Tea Fight - An Elegant Showdown
Enjoying a longstanding peace in politics and economic prosperity, the Chinese Song Dynasty (960AD-1279AD) was a marvelous period during which many cultural traditions flourished. Tea-drinking, for example, became very popular at that time. Since the good government of that time called for more civil officials than brave generals, intellectuals were highly valued, and what the intellectuals treasured was an elegant way of living. Even when they were holding a competition, they pursued it in a genteel way. The ancient custom of the “Tea Fight” is a case in point.
According to the research, the “Tea Fight” custom is originated in Jian’an County, Fujian Province, where White Tea is harvested. In those days, when fresh tea had been picked and processed in late spring, each tea farmer would bring out his crop to fight for the honor of presenting his own tea to the emperor as a tribute. Later, the convention was borrowed and carried forward by the tea’s customers, including plain intellectuals, courtier officials, and even the emperors. When having a get-together, they were all fond of the competition to make good tea, and this tradition came to be called “tea fights”.
Litterateurs have written many works to record the theory and fun of the tea fight. According to their depiction, participants in the fight have to go through five processes before they present their tea for judgment: choosing the tea cake, grinding the tea, boiling the water, churning the cream, and infusing the tea while stirring.
To choose a fine tea cake is the sine qua non of making good tea. Usually, competitors will adopt a kind of semi-fermented cake made of white tea. The Emperor Huizong of Song put forward three criteria for a fine tea cake: in color, the cakes should look pure instead of mottled; in texture, they should be hard; and when broken, they should make a “crack” sound.
When a qualified cake has been chosen, it should be grinded. The tea maker wraps a small piece of the cake in a paper bag and grinds it with an edge runner. But this is not enough. Using a sieve, the maker also has to sieve out coarse particles. After this process, only a fine tea powder remains.
The third step is to boil the water. The ware that people of the Song Dynasty used for boiling was usually a narrow-necked kettle, which enabled them to judge the temperature of the water according to its sound. After the water is boiled, it is poured into a wide-mouthed clay jar for later use.
To make the cream is the fourth process of the preparation. Some tea powders need to be ladled out, and then mixed with a small quantity of water. The more viscous the cream is, the better the tea will be.
Then the most important job comes—the tea fighter has to infuse water into the teacup of cream and stir the solution at just the right speed. The water must come out smooth and steady, and the stirring has to be coordinated well with the pouring to produce a full dissolution.
Then what is the standard for good tea?
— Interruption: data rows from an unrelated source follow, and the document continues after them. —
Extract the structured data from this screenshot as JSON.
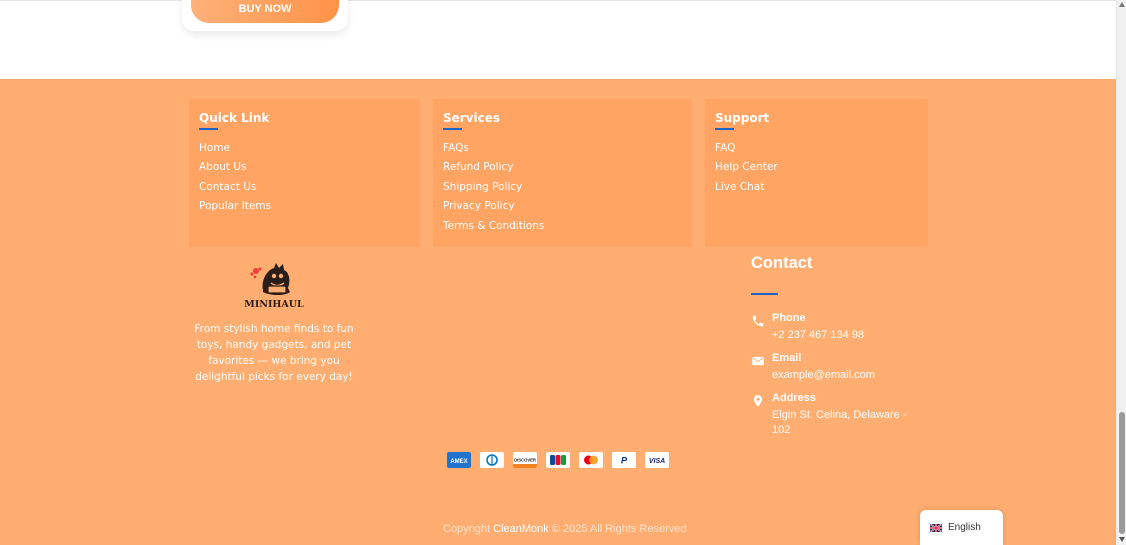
{
  "product": {
    "buy_label": "BUY NOW"
  },
  "footer": {
    "quick_link": {
      "title": "Quick Link",
      "items": [
        "Home",
        "About Us",
        "Contact Us",
        "Popular Items"
      ]
    },
    "services": {
      "title": "Services",
      "items": [
        "FAQs",
        "Refund Policy",
        "Shipping Policy",
        "Privacy Policy",
        "Terms & Conditions"
      ]
    },
    "support": {
      "title": "Support",
      "items": [
        "FAQ",
        "Help Center",
        "Live Chat"
      ]
    },
    "brand": {
      "name": "MINIHAUL",
      "description": "From stylish home finds to fun toys, handy gadgets, and pet favorites — we bring you delightful picks for every day!"
    },
    "contact": {
      "title": "Contact",
      "phone": {
        "label": "Phone",
        "value": "+2 237 467 134 98",
        "icon": "phone-icon"
      },
      "email": {
        "label": "Email",
        "value": "example@email.com",
        "icon": "mail-icon"
      },
      "address": {
        "label": "Address",
        "value": "Elgin St. Celina, Delaware - 102",
        "icon": "location-pin-icon"
      }
    },
    "payments": [
      "american-express",
      "diners-club",
      "discover",
      "jcb",
      "mastercard",
      "paypal",
      "visa"
    ],
    "copyright": {
      "prefix": "Copyright ",
      "brand": "CleanMonk",
      "suffix": " © 2025 All Rights Reserved"
    }
  },
  "language": {
    "label": "English",
    "icon": "uk-flag-icon"
  },
  "colors": {
    "footer_bg": "#ffad70",
    "box_bg": "#ffa463",
    "accent_underline": "#1e63c9",
    "button": "#ff9447"
  }
}
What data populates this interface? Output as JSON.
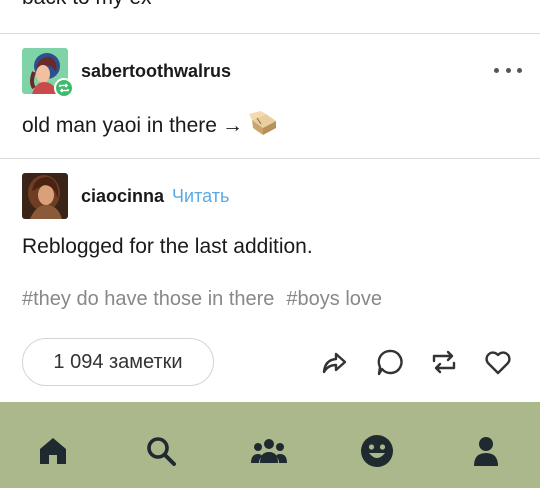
{
  "previous_post": {
    "text": "back to my ex"
  },
  "post1": {
    "username": "sabertoothwalrus",
    "body": "old man yaoi in there",
    "arrow": "→",
    "emoji_icon": "box-emoji-icon"
  },
  "post2": {
    "username": "ciaocinna",
    "follow_label": "Читать",
    "body": "Reblogged for the last addition.",
    "tags": [
      "#they do have those in there",
      "#boys love"
    ]
  },
  "footer": {
    "notes_label": "1 094 заметки"
  },
  "colors": {
    "bottom_bar": "#aab88b",
    "follow": "#5aa9e6",
    "reblog_badge": "#3dbb6b",
    "tag_text": "#888888"
  },
  "icons": {
    "actions": [
      "share-icon",
      "reply-icon",
      "reblog-icon",
      "like-icon"
    ],
    "nav": [
      "home-icon",
      "search-icon",
      "community-icon",
      "activity-icon",
      "account-icon"
    ]
  }
}
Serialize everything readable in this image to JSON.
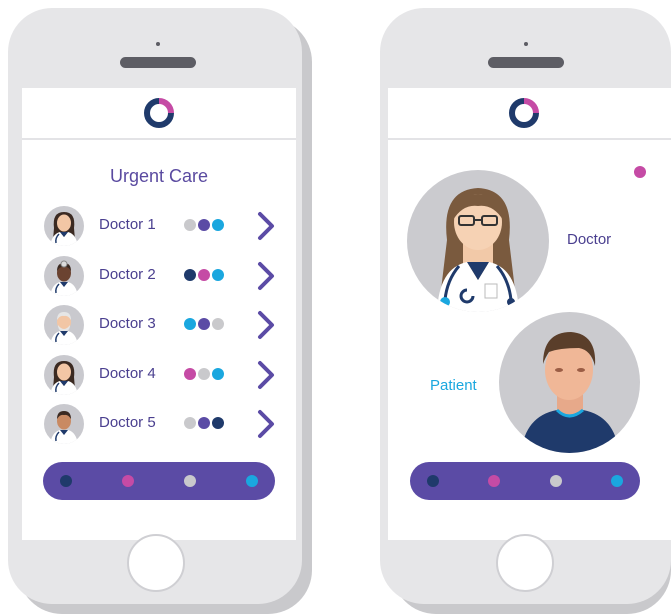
{
  "colors": {
    "navy": "#1f3a6b",
    "purple": "#5b4ba5",
    "pink": "#c54ba5",
    "cyan": "#1aa7df",
    "gray": "#c9c9cc",
    "text": "#4a3f8f",
    "patient_label": "#1aa7df"
  },
  "left_screen": {
    "title": "Urgent Care",
    "doctors": [
      {
        "name": "Doctor 1",
        "status_dots": [
          "gray",
          "purple",
          "cyan"
        ],
        "avatar_icon": "female-doctor-icon"
      },
      {
        "name": "Doctor 2",
        "status_dots": [
          "navy",
          "pink",
          "cyan"
        ],
        "avatar_icon": "doctor-with-head-mirror-icon"
      },
      {
        "name": "Doctor 3",
        "status_dots": [
          "cyan",
          "purple",
          "gray"
        ],
        "avatar_icon": "older-doctor-icon"
      },
      {
        "name": "Doctor 4",
        "status_dots": [
          "pink",
          "gray",
          "cyan"
        ],
        "avatar_icon": "female-doctor-icon"
      },
      {
        "name": "Doctor 5",
        "status_dots": [
          "gray",
          "purple",
          "navy"
        ],
        "avatar_icon": "male-doctor-icon"
      }
    ],
    "nav_dots": [
      "navy",
      "pink",
      "gray",
      "cyan"
    ]
  },
  "right_screen": {
    "doctor_label": "Doctor",
    "patient_label": "Patient",
    "indicator": "pink",
    "nav_dots": [
      "navy",
      "pink",
      "gray",
      "cyan"
    ]
  },
  "icons": {
    "logo": "circle-logo-icon",
    "chevron": "chevron-right-icon"
  }
}
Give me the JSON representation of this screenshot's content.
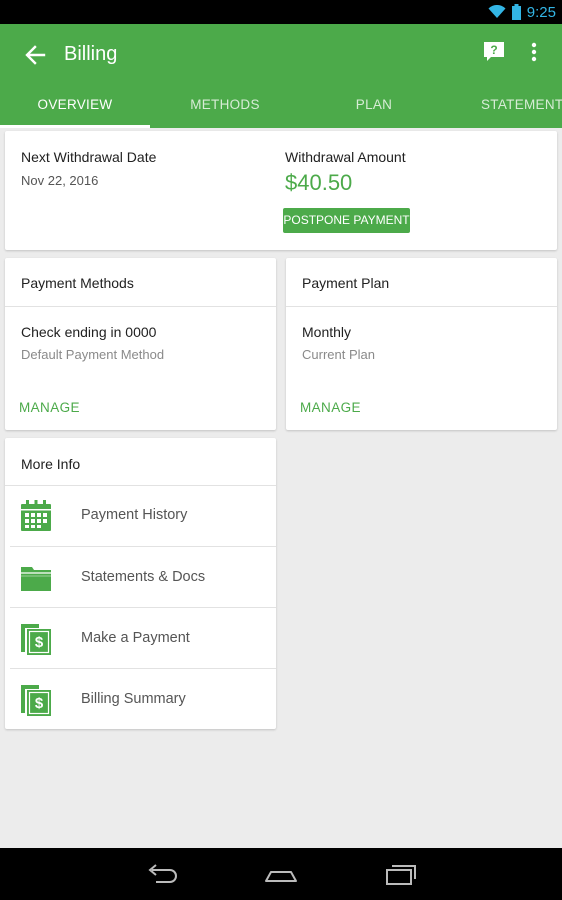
{
  "status_bar": {
    "time": "9:25",
    "icons": [
      "wifi-icon",
      "battery-icon"
    ]
  },
  "app_bar": {
    "title": "Billing",
    "back_icon": "arrow-left-icon",
    "actions": [
      "help-chat-icon",
      "more-vert-icon"
    ]
  },
  "tabs": [
    {
      "label": "OVERVIEW",
      "active": true
    },
    {
      "label": "METHODS",
      "active": false
    },
    {
      "label": "PLAN",
      "active": false
    },
    {
      "label": "STATEMENTS",
      "active": false
    }
  ],
  "withdrawal": {
    "date_label": "Next Withdrawal Date",
    "date_value": "Nov 22, 2016",
    "amount_label": "Withdrawal Amount",
    "amount_value": "$40.50",
    "postpone_label": "POSTPONE PAYMENT"
  },
  "payment_methods": {
    "title": "Payment Methods",
    "primary": "Check ending in 0000",
    "secondary": "Default Payment Method",
    "action": "MANAGE"
  },
  "payment_plan": {
    "title": "Payment Plan",
    "primary": "Monthly",
    "secondary": "Current Plan",
    "action": "MANAGE"
  },
  "more_info": {
    "title": "More Info",
    "items": [
      {
        "label": "Payment History",
        "icon": "calendar-icon"
      },
      {
        "label": "Statements & Docs",
        "icon": "folder-icon"
      },
      {
        "label": "Make a Payment",
        "icon": "dollar-document-icon"
      },
      {
        "label": "Billing Summary",
        "icon": "dollar-document-icon"
      }
    ]
  },
  "nav_bar": {
    "buttons": [
      "back-nav-icon",
      "home-nav-icon",
      "recents-nav-icon"
    ]
  },
  "colors": {
    "brand_green": "#4caa4a",
    "status_blue": "#33b5e5",
    "background": "#ececec"
  }
}
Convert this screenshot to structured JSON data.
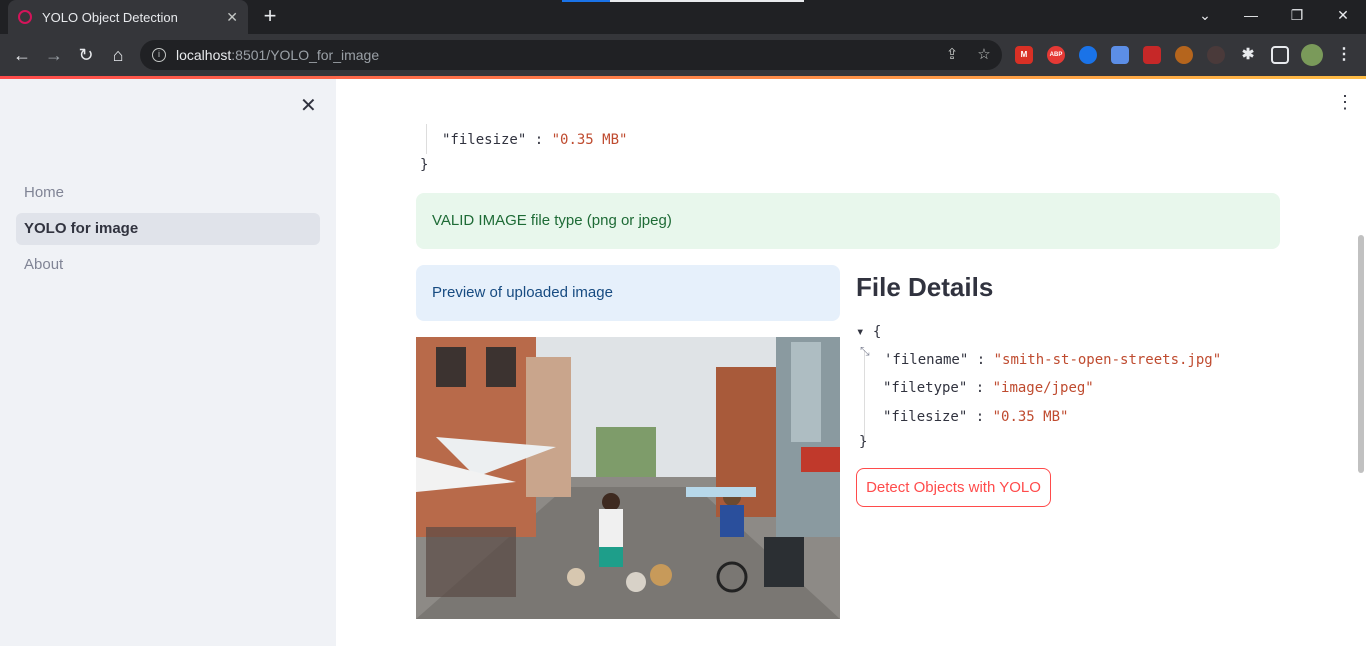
{
  "browser": {
    "tab_title": "YOLO Object Detection",
    "tab_close": "✕",
    "new_tab": "+",
    "url_host": "localhost",
    "url_path": ":8501/YOLO_for_image",
    "minimize": "—",
    "restore": "❐",
    "close": "✕",
    "tablist": "⌄",
    "extensions": [
      "M",
      "ABP",
      "",
      "",
      "",
      "",
      "",
      "",
      "",
      ""
    ]
  },
  "sidebar": {
    "close_icon": "✕",
    "items": [
      {
        "label": "Home",
        "active": false
      },
      {
        "label": "YOLO for image",
        "active": true
      },
      {
        "label": "About",
        "active": false
      }
    ]
  },
  "main": {
    "menu_icon": "⋮",
    "top_json": {
      "key": "\"filesize\"",
      "sep": " : ",
      "value": "\"0.35 MB\"",
      "close": "}"
    },
    "success_alert": "VALID IMAGE file type (png or jpeg)",
    "info_alert": "Preview of uploaded image",
    "file_details_title": "File Details",
    "file_details": {
      "open": "▾ {",
      "filename_key": "'filename\"",
      "filename_value": "\"smith-st-open-streets.jpg\"",
      "filetype_key": "\"filetype\"",
      "filetype_value": "\"image/jpeg\"",
      "filesize_key": "\"filesize\"",
      "filesize_value": "\"0.35 MB\"",
      "close": "}",
      "sep": " : "
    },
    "detect_button": "Detect Objects with YOLO"
  }
}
That is to say, what makes a winner in a tea fight?
Firstly, good tea should look good in color. For White Tea, for example, the best color of the tea would be milky white. A milky green color indicates that the tea is undercooked and milky grey or milky yellow would be even worse.
Secondly, judges will focus their attention on the foam that comes out after the tea is stirred. The foam of well-made tea will not disappear very soon, so the duration of the foam is an important standard with which to identify a good cup of tea. While the foam is still covering the liquid, the best state is to form a smooth and even quilt, just like the surface of a bowl of cold porridge.
To win the challenge, a good tea fighter will use special water and a rare tea cup, as well as a fine tea cake and his great skills. Black pottery cups are highly recommended in the competition, because the black and white contrast between the cup and the tea will be very pleasant to the eyes. A type of tea container called Tuhao Cups (cups with hare’s fur glaze) is said to be a valued ware in tea fighting, since the manufacturing process of them is rather complicated.
The Song Dynasty witnessed the heyday of the tea fights, but thereafter the custom waned. Japanese visitors, however, brought the art of the tea fight to their own country, and carried it forward into Sado, that is, the art of tea making. In fact, the spirit of the tea fight still exists in China. It comes out when people, in and out of the lands of tea-production, taste different teas and decides on a champion. Tea is an herb rich with cultural significance, embodying the philosophy of tranquility and elegance that the Chinese people have pursued throughout the history. Actually, the tea fight is not a fight; it is a romantic way of appreciating tea and life itself. Time flies and steam flows, but Chinese people’s musing on tea and attitude toward life will last forever.